One of the best parts about the relative youth of the AFLW competition is the potential for new records and benchmarks to be set on a consistent basis. It seems as if with every passing week the competition is getting stronger, larger, and more dynamic.

Pulling on the royal blue and white stripes for the first time on Saturday, Amy Smith created her own piece of history at Arden Street in becoming the first ever father/daughter player to represent North Melbourne.

Her father, Shaun, played 47 games for the club in the late 1980s and early 1990s before moving to Melbourne where he played a further 62 AFL games, and her brother, Joel, currently plies his trade at the Demons.

A talented basketballer in her youth, Smith represented Keilor Thunder before transitioning to football with Essendon District Football League side Aberfeldie. Her journey through the footy pathway culminated in her maiden AFLW appearance last weekend. 

While Smith is not the first player to change sports and reach the elite level, she says the desire for change is what prompted her to trade in basketball for football.

“I just wasn’t enjoying basketball as much in my last season, and I saw so many girls getting the opportunity to play AFLW so I thought why not give it a go and see where I can take my footy,” Smith told North Media

“Dad didn’t really have any say in me playing footy. He never actually thought I would play it, so I think he was pretty shocked when I told him that was the plan.

“I’ve come a long way since getting drafted. When I first came to the club I was very fresh to footy and had a lot to learn, but I’ve learnt so much."

Amy Smith's father, Shaun, played 47 games for North Melbourne.

When you think of former basketballers crossing to football, it’s hard not to think of a stereotypically tall and strong key position player. Someone who uses their height and physical attributes to their advantage on the football field.

Smith, however, doesn’t fit that bill.
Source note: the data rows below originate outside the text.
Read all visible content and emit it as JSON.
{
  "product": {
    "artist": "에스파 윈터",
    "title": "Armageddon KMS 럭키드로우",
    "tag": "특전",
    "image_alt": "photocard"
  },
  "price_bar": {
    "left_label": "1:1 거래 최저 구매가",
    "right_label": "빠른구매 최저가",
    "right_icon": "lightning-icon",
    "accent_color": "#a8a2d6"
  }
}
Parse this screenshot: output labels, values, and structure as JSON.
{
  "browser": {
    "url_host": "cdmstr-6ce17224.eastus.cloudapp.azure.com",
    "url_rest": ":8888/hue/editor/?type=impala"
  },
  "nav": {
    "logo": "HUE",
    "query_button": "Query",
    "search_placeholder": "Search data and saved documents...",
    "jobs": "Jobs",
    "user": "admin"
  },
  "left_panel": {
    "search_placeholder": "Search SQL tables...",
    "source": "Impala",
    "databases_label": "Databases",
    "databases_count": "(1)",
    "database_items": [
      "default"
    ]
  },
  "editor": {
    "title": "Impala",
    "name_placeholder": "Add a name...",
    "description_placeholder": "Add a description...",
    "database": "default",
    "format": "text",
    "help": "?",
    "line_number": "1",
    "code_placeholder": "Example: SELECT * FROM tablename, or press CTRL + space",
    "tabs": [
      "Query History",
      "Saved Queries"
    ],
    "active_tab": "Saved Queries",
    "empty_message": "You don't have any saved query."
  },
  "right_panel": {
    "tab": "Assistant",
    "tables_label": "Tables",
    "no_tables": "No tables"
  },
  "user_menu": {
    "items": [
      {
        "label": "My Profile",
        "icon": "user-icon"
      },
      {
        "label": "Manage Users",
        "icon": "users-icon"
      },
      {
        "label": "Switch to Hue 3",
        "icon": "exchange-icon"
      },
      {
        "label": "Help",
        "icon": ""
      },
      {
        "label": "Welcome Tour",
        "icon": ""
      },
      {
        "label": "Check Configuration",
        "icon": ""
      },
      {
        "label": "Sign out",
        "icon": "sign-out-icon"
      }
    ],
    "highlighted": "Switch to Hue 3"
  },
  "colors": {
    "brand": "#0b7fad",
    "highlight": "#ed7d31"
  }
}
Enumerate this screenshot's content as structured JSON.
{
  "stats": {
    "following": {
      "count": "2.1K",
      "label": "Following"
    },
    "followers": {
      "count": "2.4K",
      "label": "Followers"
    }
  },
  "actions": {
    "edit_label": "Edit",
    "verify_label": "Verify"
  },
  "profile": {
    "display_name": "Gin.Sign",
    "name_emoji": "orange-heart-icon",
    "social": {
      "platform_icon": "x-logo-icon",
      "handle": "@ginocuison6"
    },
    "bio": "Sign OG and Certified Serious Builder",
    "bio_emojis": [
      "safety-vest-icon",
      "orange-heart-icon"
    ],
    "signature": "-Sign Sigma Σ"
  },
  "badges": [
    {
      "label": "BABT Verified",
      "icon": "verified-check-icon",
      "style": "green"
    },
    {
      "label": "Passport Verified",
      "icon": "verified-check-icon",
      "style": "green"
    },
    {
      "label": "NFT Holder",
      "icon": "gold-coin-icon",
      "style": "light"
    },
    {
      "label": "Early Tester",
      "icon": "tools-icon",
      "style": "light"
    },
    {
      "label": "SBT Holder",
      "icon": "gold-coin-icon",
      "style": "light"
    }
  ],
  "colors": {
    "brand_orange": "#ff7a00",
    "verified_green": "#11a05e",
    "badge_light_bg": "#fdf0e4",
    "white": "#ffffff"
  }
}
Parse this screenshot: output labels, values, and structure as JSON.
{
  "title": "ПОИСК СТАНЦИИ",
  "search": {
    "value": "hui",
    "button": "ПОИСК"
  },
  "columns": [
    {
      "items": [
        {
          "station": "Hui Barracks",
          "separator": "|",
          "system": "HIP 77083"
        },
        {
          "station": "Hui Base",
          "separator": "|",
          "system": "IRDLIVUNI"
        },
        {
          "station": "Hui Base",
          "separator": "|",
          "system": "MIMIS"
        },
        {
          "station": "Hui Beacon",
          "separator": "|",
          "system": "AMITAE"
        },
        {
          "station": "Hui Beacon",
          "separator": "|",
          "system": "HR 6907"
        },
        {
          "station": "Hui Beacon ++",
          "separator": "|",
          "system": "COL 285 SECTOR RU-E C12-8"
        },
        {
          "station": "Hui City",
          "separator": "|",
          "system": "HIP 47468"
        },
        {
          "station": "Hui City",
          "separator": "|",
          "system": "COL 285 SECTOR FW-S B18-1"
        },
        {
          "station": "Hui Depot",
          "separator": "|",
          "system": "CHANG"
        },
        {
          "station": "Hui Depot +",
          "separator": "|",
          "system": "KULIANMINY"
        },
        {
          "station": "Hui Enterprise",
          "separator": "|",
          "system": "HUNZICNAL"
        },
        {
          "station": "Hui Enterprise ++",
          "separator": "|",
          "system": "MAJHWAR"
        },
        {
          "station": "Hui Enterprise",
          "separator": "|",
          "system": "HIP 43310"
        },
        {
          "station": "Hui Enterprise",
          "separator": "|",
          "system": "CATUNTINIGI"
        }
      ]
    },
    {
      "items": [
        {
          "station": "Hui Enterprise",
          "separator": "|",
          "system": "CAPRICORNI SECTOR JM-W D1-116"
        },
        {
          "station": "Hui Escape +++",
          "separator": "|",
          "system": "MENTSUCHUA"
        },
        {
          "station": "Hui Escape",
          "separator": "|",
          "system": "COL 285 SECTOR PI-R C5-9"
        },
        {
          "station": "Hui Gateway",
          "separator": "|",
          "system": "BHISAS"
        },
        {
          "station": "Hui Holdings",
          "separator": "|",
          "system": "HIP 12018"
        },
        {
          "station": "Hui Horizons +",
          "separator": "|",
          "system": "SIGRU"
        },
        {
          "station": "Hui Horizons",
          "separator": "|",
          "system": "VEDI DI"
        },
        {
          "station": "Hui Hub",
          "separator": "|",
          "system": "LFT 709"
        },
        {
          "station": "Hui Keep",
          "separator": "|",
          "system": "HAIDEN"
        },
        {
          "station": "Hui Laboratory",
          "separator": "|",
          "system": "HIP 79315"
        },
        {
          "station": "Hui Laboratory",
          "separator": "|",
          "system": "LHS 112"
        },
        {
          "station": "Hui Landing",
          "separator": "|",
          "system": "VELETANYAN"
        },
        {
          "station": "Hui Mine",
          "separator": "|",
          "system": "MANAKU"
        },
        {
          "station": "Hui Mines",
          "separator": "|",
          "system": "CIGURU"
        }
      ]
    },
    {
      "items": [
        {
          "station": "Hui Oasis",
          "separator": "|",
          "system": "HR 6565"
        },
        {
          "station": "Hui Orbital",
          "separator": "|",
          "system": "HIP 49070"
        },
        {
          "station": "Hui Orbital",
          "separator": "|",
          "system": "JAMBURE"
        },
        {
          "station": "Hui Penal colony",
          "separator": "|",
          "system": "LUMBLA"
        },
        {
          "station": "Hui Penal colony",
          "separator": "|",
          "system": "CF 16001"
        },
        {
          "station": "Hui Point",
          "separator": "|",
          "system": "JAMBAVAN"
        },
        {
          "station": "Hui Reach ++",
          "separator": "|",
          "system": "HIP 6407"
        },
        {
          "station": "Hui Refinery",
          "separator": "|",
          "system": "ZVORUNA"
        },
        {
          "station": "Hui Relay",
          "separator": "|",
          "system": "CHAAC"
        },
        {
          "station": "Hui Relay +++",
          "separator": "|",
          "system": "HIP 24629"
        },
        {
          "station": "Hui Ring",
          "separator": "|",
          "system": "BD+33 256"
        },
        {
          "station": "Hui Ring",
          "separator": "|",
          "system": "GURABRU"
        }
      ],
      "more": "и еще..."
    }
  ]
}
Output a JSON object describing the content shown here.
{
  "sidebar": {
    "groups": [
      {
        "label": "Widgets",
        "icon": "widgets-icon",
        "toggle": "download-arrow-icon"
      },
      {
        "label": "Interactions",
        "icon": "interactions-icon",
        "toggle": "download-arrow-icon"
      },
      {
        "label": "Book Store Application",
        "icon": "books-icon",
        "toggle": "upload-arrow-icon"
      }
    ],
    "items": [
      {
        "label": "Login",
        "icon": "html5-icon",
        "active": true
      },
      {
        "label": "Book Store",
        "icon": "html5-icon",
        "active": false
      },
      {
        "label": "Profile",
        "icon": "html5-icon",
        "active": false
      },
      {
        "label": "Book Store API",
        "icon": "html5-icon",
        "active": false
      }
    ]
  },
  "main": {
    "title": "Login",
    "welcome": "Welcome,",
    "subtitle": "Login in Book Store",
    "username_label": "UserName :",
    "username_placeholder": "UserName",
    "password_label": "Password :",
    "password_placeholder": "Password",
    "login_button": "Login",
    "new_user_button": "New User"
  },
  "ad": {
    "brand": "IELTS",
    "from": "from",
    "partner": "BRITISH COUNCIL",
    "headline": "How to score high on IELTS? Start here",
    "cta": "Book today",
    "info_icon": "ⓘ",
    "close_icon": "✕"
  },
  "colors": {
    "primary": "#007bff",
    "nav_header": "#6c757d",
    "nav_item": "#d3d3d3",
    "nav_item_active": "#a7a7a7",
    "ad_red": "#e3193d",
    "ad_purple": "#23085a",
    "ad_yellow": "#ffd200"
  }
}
At 170 centimetres tall, she’s by no means short, but rather than size being her strength, Smith’s greatest physical quality lies in her running capacity.

Finishing first and second across the club’s two pre-season yo-yo tests, she's often set the benchmark for fitness around the club, providing motivation for her teammates to catch and eclipse her.

That running capacity was on full show on Saturday, with her goal-saving tackle on Geelong’s Rachel Kearns one of the key turning points of the game, running in off the wing to pull down her opponent.

“The wing suits my running and I really enjoy it mainly for the running, which is a bit weird to say,” she said. “I’ve loved learning that wing role … especially off of Kaitlyn Ashmore, she’s such a role model to learn off.

“I think just continuing to learn that role and playing my part for the team will hopefully hold me in good stead.”

Before Smith took to football, any pathway to the elite level was non-existent. Even in her time at the top level though, that pathway continues to strengthen. Smith says the future of the competition looks bright.

“It’s really exciting. You see so many juniors and so many little girls playing footy, and they can play all the way up until AFLW.

“There’s a really good pathway there now and it’s going to be really exciting to see where the competition can go."